[Data items]
■ ■ ■ ■
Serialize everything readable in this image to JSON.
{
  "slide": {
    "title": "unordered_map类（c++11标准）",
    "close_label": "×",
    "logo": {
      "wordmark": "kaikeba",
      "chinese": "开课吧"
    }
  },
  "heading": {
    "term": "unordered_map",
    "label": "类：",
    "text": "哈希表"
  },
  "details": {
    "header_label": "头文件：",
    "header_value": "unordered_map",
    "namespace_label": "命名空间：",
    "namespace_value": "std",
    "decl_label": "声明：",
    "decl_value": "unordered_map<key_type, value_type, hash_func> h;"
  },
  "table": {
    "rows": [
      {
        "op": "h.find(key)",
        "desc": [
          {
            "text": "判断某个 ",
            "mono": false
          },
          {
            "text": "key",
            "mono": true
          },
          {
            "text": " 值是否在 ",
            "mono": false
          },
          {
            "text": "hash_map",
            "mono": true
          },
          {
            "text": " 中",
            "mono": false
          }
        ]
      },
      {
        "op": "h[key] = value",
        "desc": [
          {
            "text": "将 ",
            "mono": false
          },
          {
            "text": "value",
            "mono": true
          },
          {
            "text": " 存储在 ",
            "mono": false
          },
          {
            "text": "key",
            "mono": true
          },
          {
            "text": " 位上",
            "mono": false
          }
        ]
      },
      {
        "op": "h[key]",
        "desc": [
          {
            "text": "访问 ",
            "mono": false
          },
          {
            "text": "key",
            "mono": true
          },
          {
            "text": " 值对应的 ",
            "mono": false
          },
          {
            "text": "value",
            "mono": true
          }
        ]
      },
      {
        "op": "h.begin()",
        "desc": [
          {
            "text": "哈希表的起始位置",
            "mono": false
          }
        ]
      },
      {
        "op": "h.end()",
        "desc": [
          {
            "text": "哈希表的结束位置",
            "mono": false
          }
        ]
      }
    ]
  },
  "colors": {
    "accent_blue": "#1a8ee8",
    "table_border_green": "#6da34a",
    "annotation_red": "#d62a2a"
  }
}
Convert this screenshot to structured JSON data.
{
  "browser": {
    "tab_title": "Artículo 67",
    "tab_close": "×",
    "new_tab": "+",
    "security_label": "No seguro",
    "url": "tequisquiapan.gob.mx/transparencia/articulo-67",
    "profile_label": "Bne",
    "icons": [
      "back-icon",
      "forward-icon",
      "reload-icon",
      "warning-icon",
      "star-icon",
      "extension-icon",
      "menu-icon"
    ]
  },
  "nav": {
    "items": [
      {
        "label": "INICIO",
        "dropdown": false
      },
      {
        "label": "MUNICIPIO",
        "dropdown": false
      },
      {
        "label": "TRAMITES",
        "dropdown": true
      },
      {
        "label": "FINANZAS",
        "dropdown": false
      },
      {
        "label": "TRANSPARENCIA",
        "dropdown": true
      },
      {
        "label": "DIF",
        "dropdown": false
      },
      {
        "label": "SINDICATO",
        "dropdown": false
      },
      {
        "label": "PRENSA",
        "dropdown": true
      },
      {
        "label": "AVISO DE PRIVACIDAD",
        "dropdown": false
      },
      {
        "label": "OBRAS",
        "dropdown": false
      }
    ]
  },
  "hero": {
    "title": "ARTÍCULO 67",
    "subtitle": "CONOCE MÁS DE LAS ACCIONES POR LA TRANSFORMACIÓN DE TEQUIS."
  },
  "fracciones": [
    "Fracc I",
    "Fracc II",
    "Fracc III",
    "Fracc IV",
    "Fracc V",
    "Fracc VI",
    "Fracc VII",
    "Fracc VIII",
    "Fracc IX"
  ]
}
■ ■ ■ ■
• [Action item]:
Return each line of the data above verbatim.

• [Exercise answer]:
Serialize everything readable in this image to JSON.
{
  "slide": {
    "title": "unordered_map类（c++11标准）",
    "close_label": "×",
    "logo": {
      "wordmark": "kaikeba",
      "chinese": "开课吧"
    }
  },
  "heading": {
    "term": "unordered_map",
    "label": "类：",
    "text": "哈希表"
  },
  "details": {
    "header_label": "头文件：",
    "header_value": "unordered_map",
    "namespace_label": "命名空间：",
    "namespace_value": "std",
    "decl_label": "声明：",
    "decl_value": "unordered_map<key_type, value_type, hash_func> h;"
  },
  "table": {
    "rows": [
      {
        "op": "h.find(key)",
        "desc": [
          {
            "text": "判断某个 ",
            "mono": false
          },
          {
            "text": "key",
            "mono": true
          },
          {
            "text": " 值是否在 ",
            "mono": false
          },
          {
            "text": "hash_map",
            "mono": true
          },
          {
            "text": " 中",
            "mono": false
          }
        ]
      },
      {
        "op": "h[key] = value",
        "desc": [
          {
            "text": "将 ",
            "mono": false
          },
          {
            "text": "value",
            "mono": true
          },
          {
            "text": " 存储在 ",
            "mono": false
          },
          {
            "text": "key",
            "mono": true
          },
          {
            "text": " 位上",
            "mono": false
          }
        ]
      },
      {
        "op": "h[key]",
        "desc": [
          {
            "text": "访问 ",
            "mono": false
          },
          {
            "text": "key",
            "mono": true
          },
          {
            "text": " 值对应的 ",
            "mono": false
          },
          {
            "text": "value",
            "mono": true
          }
        ]
      },
      {
        "op": "h.begin()",
        "desc": [
          {
            "text": "哈希表的起始位置",
            "mono": false
          }
        ]
      },
      {
        "op": "h.end()",
        "desc": [
          {
            "text": "哈希表的结束位置",
            "mono": false
          }
        ]
      }
    ]
  },
  "colors": {
    "accent_blue": "#1a8ee8",
    "table_border_green": "#6da34a",
    "annotation_red": "#d62a2a"
  }
}
Convert this screenshot to structured JSON data.
{
  "browser": {
    "tab_title": "Artículo 67",
    "tab_close": "×",
    "new_tab": "+",
    "security_label": "No seguro",
    "url": "tequisquiapan.gob.mx/transparencia/articulo-67",
    "profile_label": "Bne",
    "icons": [
      "back-icon",
      "forward-icon",
      "reload-icon",
      "warning-icon",
      "star-icon",
      "extension-icon",
      "menu-icon"
    ]
  },
  "nav": {
    "items": [
      {
        "label": "INICIO",
        "dropdown": false
      },
      {
        "label": "MUNICIPIO",
        "dropdown": false
      },
      {
        "label": "TRAMITES",
        "dropdown": true
      },
      {
        "label": "FINANZAS",
        "dropdown": false
      },
      {
        "label": "TRANSPARENCIA",
        "dropdown": true
      },
      {
        "label": "DIF",
        "dropdown": false
      },
      {
        "label": "SINDICATO",
        "dropdown": false
      },
      {
        "label": "PRENSA",
        "dropdown": true
      },
      {
        "label": "AVISO DE PRIVACIDAD",
        "dropdown": false
      },
      {
        "label": "OBRAS",
        "dropdown": false
      }
    ]
  },
  "hero": {
    "title": "ARTÍCULO 67",
    "subtitle": "CONOCE MÁS DE LAS ACCIONES POR LA TRANSFORMACIÓN DE TEQUIS."
  },
  "fracciones": [
    "Fracc I",
    "Fracc II",
    "Fracc III",
    "Fracc IV",
    "Fracc V",
    "Fracc VI",
    "Fracc VII",
    "Fracc VIII",
    "Fracc IX"
  ]
}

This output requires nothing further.